_WHAT TO PRODUCE_
Look through the entries and report how many lines include the word "cadence". Give the number alone.

--- EXTRACTED DATA ---

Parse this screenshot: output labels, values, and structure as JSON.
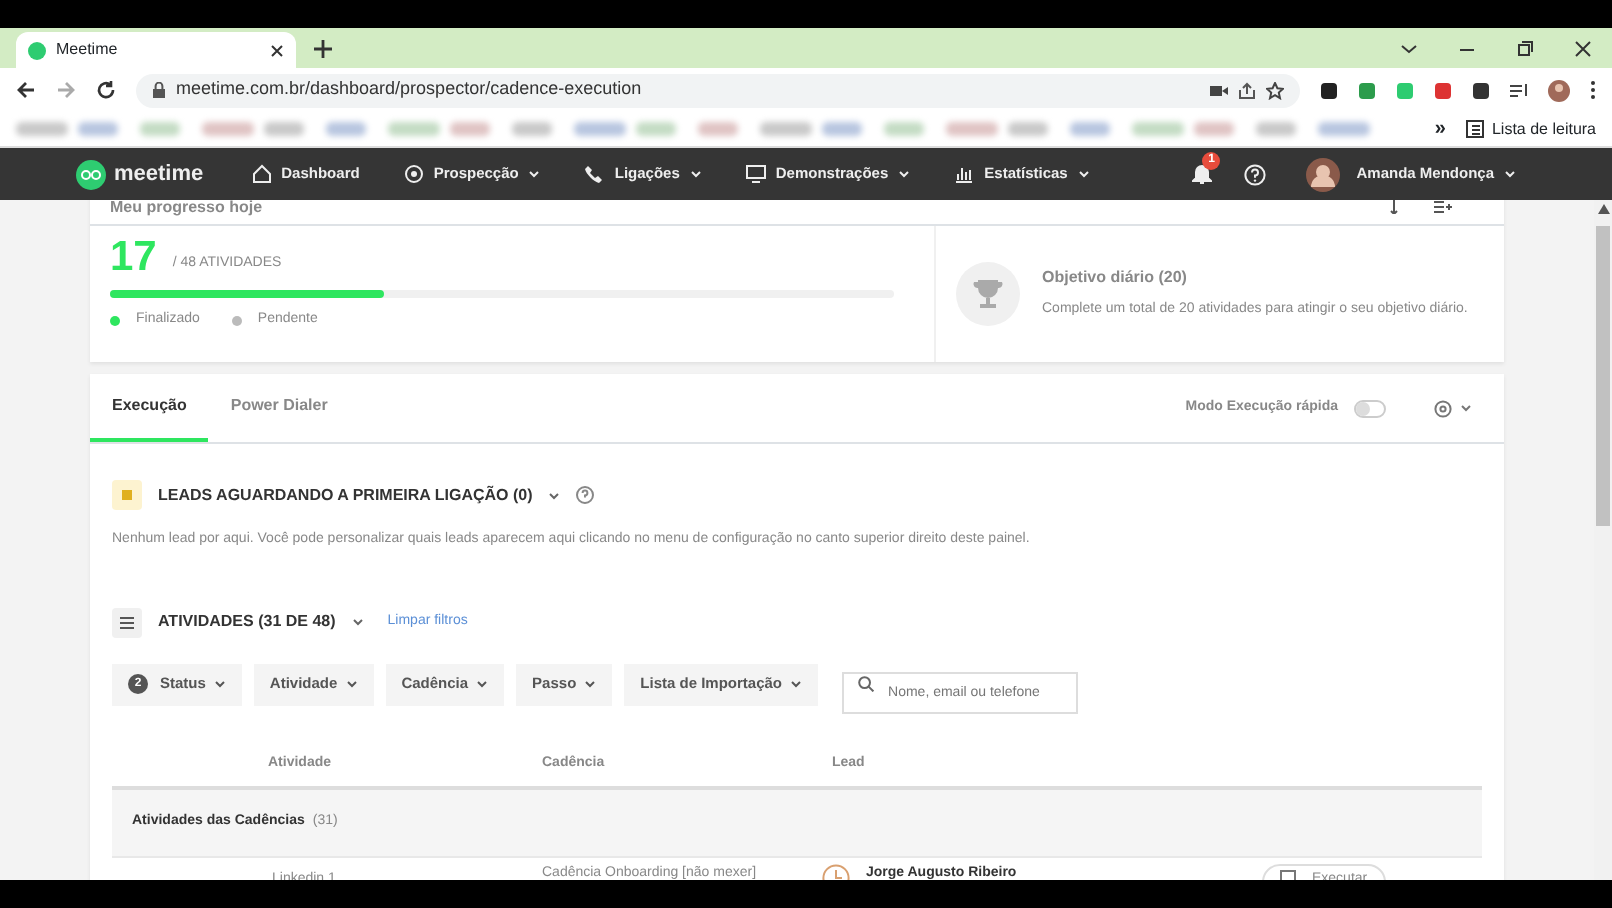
{
  "browser": {
    "tab_title": "Meetime",
    "url": "meetime.com.br/dashboard/prospector/cadence-execution",
    "reading_list": "Lista de leitura",
    "overflow": "»"
  },
  "navbar": {
    "logo": "meetime",
    "items": [
      {
        "label": "Dashboard",
        "caret": false
      },
      {
        "label": "Prospecção",
        "caret": true
      },
      {
        "label": "Ligações",
        "caret": true
      },
      {
        "label": "Demonstrações",
        "caret": true
      },
      {
        "label": "Estatísticas",
        "caret": true
      }
    ],
    "notifications": "1",
    "user": "Amanda Mendonça"
  },
  "progress": {
    "title": "Meu progresso hoje",
    "count": "17",
    "total": "/ 48 ATIVIDADES",
    "level": 0.35,
    "legend": [
      {
        "label": "Finalizado",
        "color": "#2ee65f"
      },
      {
        "label": "Pendente",
        "color": "#bbbbbb"
      }
    ],
    "goal_title": "Objetivo diário (20)",
    "goal_text": "Complete um total de 20 atividades para atingir o seu objetivo diário."
  },
  "tabs": [
    {
      "label": "Execução",
      "selected": true
    },
    {
      "label": "Power Dialer",
      "selected": false
    }
  ],
  "fast_mode": {
    "label": "Modo Execução rápida",
    "on": false
  },
  "leads": {
    "title": "LEADS AGUARDANDO A PRIMEIRA LIGAÇÃO (0)",
    "text": "Nenhum lead por aqui. Você pode personalizar quais leads aparecem aqui clicando no menu de configuração no canto superior direito deste painel."
  },
  "activities": {
    "title": "ATIVIDADES (31 DE 48)",
    "clear_filters": "Limpar filtros",
    "filters": [
      {
        "label": "Status",
        "badge": "2"
      },
      {
        "label": "Atividade"
      },
      {
        "label": "Cadência"
      },
      {
        "label": "Passo"
      },
      {
        "label": "Lista de Importação"
      }
    ],
    "search": {
      "placeholder": "Nome, email ou telefone"
    }
  },
  "table": {
    "columns": [
      "Atividade",
      "Cadência",
      "Lead"
    ],
    "group": {
      "label": "Atividades das Cadências",
      "count": "(31)"
    },
    "rows": [
      {
        "activity": "Linkedin 1",
        "cadence": "Cadência Onboarding [não mexer]",
        "lead": "Jorge Augusto Ribeiro",
        "action": "Executar"
      }
    ]
  }
}
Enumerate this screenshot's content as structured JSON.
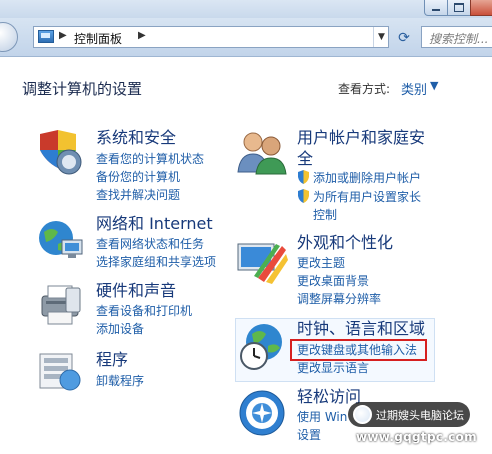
{
  "window": {
    "min_label": "",
    "max_label": "",
    "close_label": ""
  },
  "address": {
    "crumb": "控制面板",
    "search_placeholder": "搜索控制..."
  },
  "header": {
    "title": "调整计算机的设置",
    "view_by_label": "查看方式:",
    "view_by_value": "类别"
  },
  "categories": [
    {
      "title": "系统和安全",
      "links": [
        "查看您的计算机状态",
        "备份您的计算机",
        "查找并解决问题"
      ]
    },
    {
      "title": "网络和 Internet",
      "links": [
        "查看网络状态和任务",
        "选择家庭组和共享选项"
      ]
    },
    {
      "title": "硬件和声音",
      "links": [
        "查看设备和打印机",
        "添加设备"
      ]
    },
    {
      "title": "程序",
      "links": [
        "卸载程序"
      ]
    },
    {
      "title_line1": "用户帐户和家庭安",
      "title_line2": "全",
      "links": [
        "添加或删除用户帐户",
        "为所有用户设置家长",
        "控制"
      ]
    },
    {
      "title": "外观和个性化",
      "links": [
        "更改主题",
        "更改桌面背景",
        "调整屏幕分辨率"
      ]
    },
    {
      "title": "时钟、语言和区域",
      "links": [
        "更改键盘或其他输入法",
        "更改显示语言"
      ]
    },
    {
      "title": "轻松访问",
      "links": [
        "使用 Win",
        "设置"
      ]
    }
  ],
  "watermark": {
    "badge_text": "过期嫂头电脑论坛",
    "site": "www.gqgtpc.com"
  },
  "colors": {
    "link": "#1f5ea8",
    "title": "#17397a",
    "highlight_border": "#d62020"
  }
}
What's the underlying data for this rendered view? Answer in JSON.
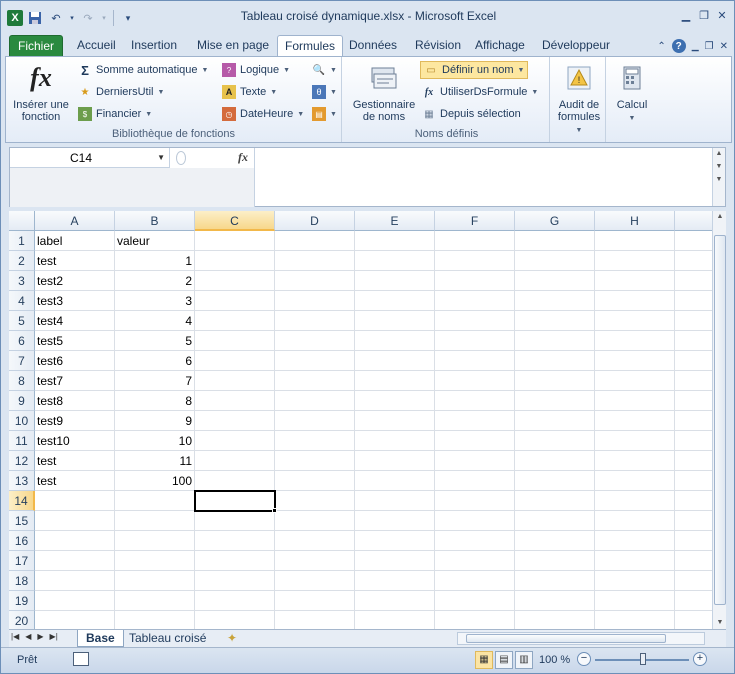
{
  "window": {
    "title": "Tableau croisé dynamique.xlsx - Microsoft Excel",
    "app_icon": "excel-logo"
  },
  "ribbon_tabs": [
    "Fichier",
    "Accueil",
    "Insertion",
    "Mise en page",
    "Formules",
    "Données",
    "Révision",
    "Affichage",
    "Développeur"
  ],
  "active_tab": "Formules",
  "ribbon": {
    "function_library": {
      "insert_function": "Insérer une fonction",
      "autosum": "Somme automatique",
      "recent": "DerniersUtil",
      "financial": "Financier",
      "logical": "Logique",
      "text": "Texte",
      "datetime": "DateHeure",
      "group_label": "Bibliothèque de fonctions"
    },
    "defined_names": {
      "name_manager": "Gestionnaire de noms",
      "define_name": "Définir un nom",
      "use_in_formula": "UtiliserDsFormule",
      "from_selection": "Depuis sélection",
      "group_label": "Noms définis"
    },
    "audit": "Audit de formules",
    "calc": "Calcul"
  },
  "formula_bar": {
    "name_box": "C14",
    "fx_label": "fx",
    "formula": ""
  },
  "columns": [
    "A",
    "B",
    "C",
    "D",
    "E",
    "F",
    "G",
    "H"
  ],
  "selected_column": "C",
  "rows": [
    "1",
    "2",
    "3",
    "4",
    "5",
    "6",
    "7",
    "8",
    "9",
    "10",
    "11",
    "12",
    "13",
    "14",
    "15",
    "16",
    "17",
    "18",
    "19",
    "20"
  ],
  "selected_row": "14",
  "cells": [
    [
      "label",
      "valeur"
    ],
    [
      "test",
      "1"
    ],
    [
      "test2",
      "2"
    ],
    [
      "test3",
      "3"
    ],
    [
      "test4",
      "4"
    ],
    [
      "test5",
      "5"
    ],
    [
      "test6",
      "6"
    ],
    [
      "test7",
      "7"
    ],
    [
      "test8",
      "8"
    ],
    [
      "test9",
      "9"
    ],
    [
      "test10",
      "10"
    ],
    [
      "test",
      "11"
    ],
    [
      "test",
      "100"
    ]
  ],
  "sheets": [
    "Base",
    "Tableau croisé"
  ],
  "active_sheet": "Base",
  "status": {
    "ready": "Prêt",
    "zoom": "100 %"
  }
}
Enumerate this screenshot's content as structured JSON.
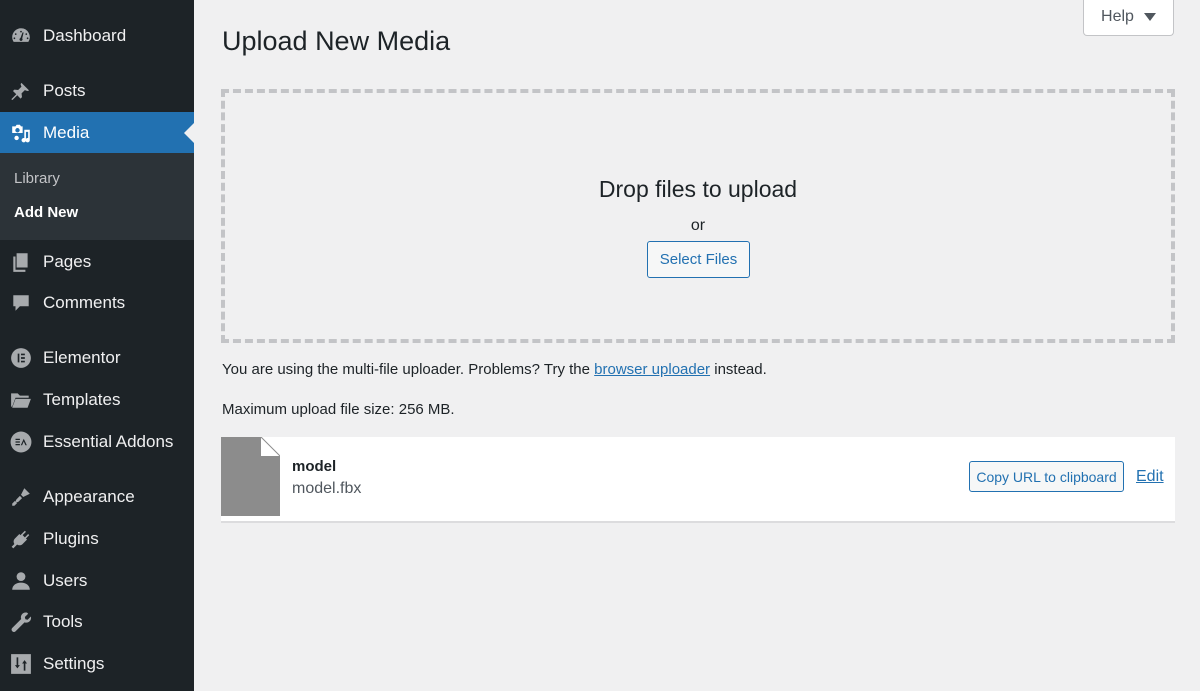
{
  "sidebar": {
    "items": [
      {
        "label": "Dashboard",
        "icon": "dashboard-icon"
      },
      {
        "label": "Posts",
        "icon": "pin-icon"
      },
      {
        "label": "Media",
        "icon": "media-icon",
        "active": true
      },
      {
        "label": "Pages",
        "icon": "pages-icon"
      },
      {
        "label": "Comments",
        "icon": "comment-icon"
      },
      {
        "label": "Elementor",
        "icon": "elementor-icon"
      },
      {
        "label": "Templates",
        "icon": "folder-icon"
      },
      {
        "label": "Essential Addons",
        "icon": "essential-addons-icon"
      },
      {
        "label": "Appearance",
        "icon": "paintbrush-icon"
      },
      {
        "label": "Plugins",
        "icon": "plug-icon"
      },
      {
        "label": "Users",
        "icon": "user-icon"
      },
      {
        "label": "Tools",
        "icon": "wrench-icon"
      },
      {
        "label": "Settings",
        "icon": "settings-sliders-icon"
      }
    ],
    "submenu": [
      {
        "label": "Library"
      },
      {
        "label": "Add New",
        "current": true
      }
    ],
    "accent_color": "#2271b1",
    "background_color": "#1d2327"
  },
  "header": {
    "help_label": "Help",
    "page_title": "Upload New Media"
  },
  "uploader": {
    "drop_text": "Drop files to upload",
    "or_text": "or",
    "select_files_label": "Select Files",
    "info_prefix": "You are using the multi-file uploader. Problems? Try the ",
    "info_link": "browser uploader",
    "info_suffix": " instead.",
    "max_size_text": "Maximum upload file size: 256 MB."
  },
  "media_items": [
    {
      "title": "model",
      "filename": "model.fbx",
      "copy_url_label": "Copy URL to clipboard",
      "edit_label": "Edit"
    }
  ]
}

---

_WRITTEN SOLUTION_
2